Phil Bolger’s design for the Teal is a rethinking of Harold Payson’s 7’9” Elegant Punt, which Bolger includes with Payson’s permission in his book, The Folding Schooner. His intention is to use the same two sheets of plywood that could be used to build the Punt to create a nicer looking product. His result is a boat that measures over four feet longer than the Punt and sacrifices only an inch of beam, and that can use the same rig as Payson’s design, or a lateen rig of a Sunfish, which is only a little bigger than the Teal in length, beam, and hull weight. Additionally, the design can be easily modified to meet specific needs and preferences that builders have, including the possibility of adding acrylic panels to the bottom as viewing ports and the inclusion of a modified deck that allows for adjustable rowing seats to accommodate one, two, or even three people in the boat as it is being rowed. Considering the spartan use of materials in the design and the possibility of making modifications easily to the Teal, it makes for an inexpensive, lightweight, and versatile boat for beginners to build.
Materials needed to build the hull of the Teal as per design specification are two sheets of 1/4” plywood, about thirty feet of 1×2 for the gunwales, about fifty feet of 3” fiberglass tape, and about 1 quart of epoxy resin and hardener. The total cost of these materials is around $205, and accounts for nearly the whole cost of the boat, not considering the cost of a sailing rig. Paint for the hull adds an additional cost of about $35. Unfortunately, the design leaves the rudder, tiller, and leeboard out of the two sheets of plywood, so they would require additional materials expense.

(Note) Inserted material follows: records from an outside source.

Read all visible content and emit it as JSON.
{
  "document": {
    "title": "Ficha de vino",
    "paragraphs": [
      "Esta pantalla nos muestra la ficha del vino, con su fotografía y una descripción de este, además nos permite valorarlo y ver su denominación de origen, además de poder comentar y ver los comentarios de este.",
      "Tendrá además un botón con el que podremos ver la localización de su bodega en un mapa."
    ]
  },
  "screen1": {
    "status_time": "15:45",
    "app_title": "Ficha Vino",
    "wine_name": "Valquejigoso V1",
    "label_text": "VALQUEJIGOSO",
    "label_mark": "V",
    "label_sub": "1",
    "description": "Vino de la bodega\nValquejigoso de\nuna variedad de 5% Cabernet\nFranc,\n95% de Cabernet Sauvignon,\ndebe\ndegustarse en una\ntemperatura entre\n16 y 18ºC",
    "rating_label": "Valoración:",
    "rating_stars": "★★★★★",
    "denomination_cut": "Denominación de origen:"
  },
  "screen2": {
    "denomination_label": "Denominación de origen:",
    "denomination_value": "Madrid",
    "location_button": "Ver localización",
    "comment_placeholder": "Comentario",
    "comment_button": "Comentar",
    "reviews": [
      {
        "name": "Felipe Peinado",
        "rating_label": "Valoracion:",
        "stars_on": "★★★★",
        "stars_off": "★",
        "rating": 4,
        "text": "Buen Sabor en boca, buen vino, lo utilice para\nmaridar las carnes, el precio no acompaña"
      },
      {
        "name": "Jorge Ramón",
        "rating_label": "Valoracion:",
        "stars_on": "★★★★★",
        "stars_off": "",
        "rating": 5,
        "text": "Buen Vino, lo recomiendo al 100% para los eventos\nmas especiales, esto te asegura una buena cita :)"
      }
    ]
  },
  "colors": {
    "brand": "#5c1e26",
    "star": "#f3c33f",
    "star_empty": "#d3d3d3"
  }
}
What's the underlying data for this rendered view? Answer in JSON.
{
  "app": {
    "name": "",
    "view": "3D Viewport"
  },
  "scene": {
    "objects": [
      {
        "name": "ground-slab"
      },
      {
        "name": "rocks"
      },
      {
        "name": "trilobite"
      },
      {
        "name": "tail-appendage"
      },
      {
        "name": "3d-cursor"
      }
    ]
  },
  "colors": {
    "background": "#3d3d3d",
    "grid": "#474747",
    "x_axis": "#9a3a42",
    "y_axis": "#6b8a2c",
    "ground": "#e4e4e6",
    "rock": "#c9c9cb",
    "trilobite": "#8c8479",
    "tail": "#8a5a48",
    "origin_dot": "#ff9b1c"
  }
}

With a third sheet of plywood, an expense of about $25 is added and there is material enough to fashion a leeboard, rudder, tiller, and to use the bulk of remaining plywood for a deck and rowing seats that can hang from the deck and be adjusted fore and aft or removed entirely from the boat if they are not needed. The rudder would need hardware such as nuts, bolts, and washers totaling less than $10, and the seats would need about ten feet of 1/2” round rod that costs only about $5.
Additionally, there is space in the bottom of the hull of this boat to add acrylic panels that can cover nearly the entire bottom of the boat if desired, or, more realistically, two smaller panels that measure about two feet by four feet each. The panels can perhaps be framed by excess plywood inside the hull to prevent slipping on the smooth surface, and on the bottom to prevent scratching the panels on the sand.
The best method for construction is to scale up the pre-drawn plans in The Folding Schooner onto the sheets of plywood as they are laid out with the exception that the rowing seat in the original plans would not be included, and the excess plywood would be used for a daggerboard box. The pieces could be cut out with a jigsaw, and the three frame pieces constructed by clamping together component butt straps and gussets and gluing together with epoxy. Once the frames are complete, they can be clamped to sawhorses and have sides and bottom stitched onto them with small cable ties so that the hull is firmly held together. Next, epoxy putty should be mixed to fill the seams of the inside of the hull, fiberglass tape placed on top of the putty, and unthickened epoxy brushed liberally onto the fiberglass. As the epoxy is being brushed onto the fiberglass tape, peel ply should be placed on top of the epoxy so that it covers the entire epoxied surface completely. After letting the epoxy dry, the hull should be flipped over and covered with fiberglass cloth and epoxy that covers several inches up the sides of the hull. The epoxied surfaces should then be sanded down so that they are smooth to the touch and transition smoothly from epoxied surface to uncovered plywood. After sanding, the eyebolts that serve as gudgeons should be put in through the stern and the interior painted along with the underside of the deck, then the deck should be stitched and glued onto the hull with the same method used to glue the hull. The remaining unsanded epoxy should be sanded down and the outside of the hull and seams between the inner hull and deck that were epoxied over and sanded down should be repainted.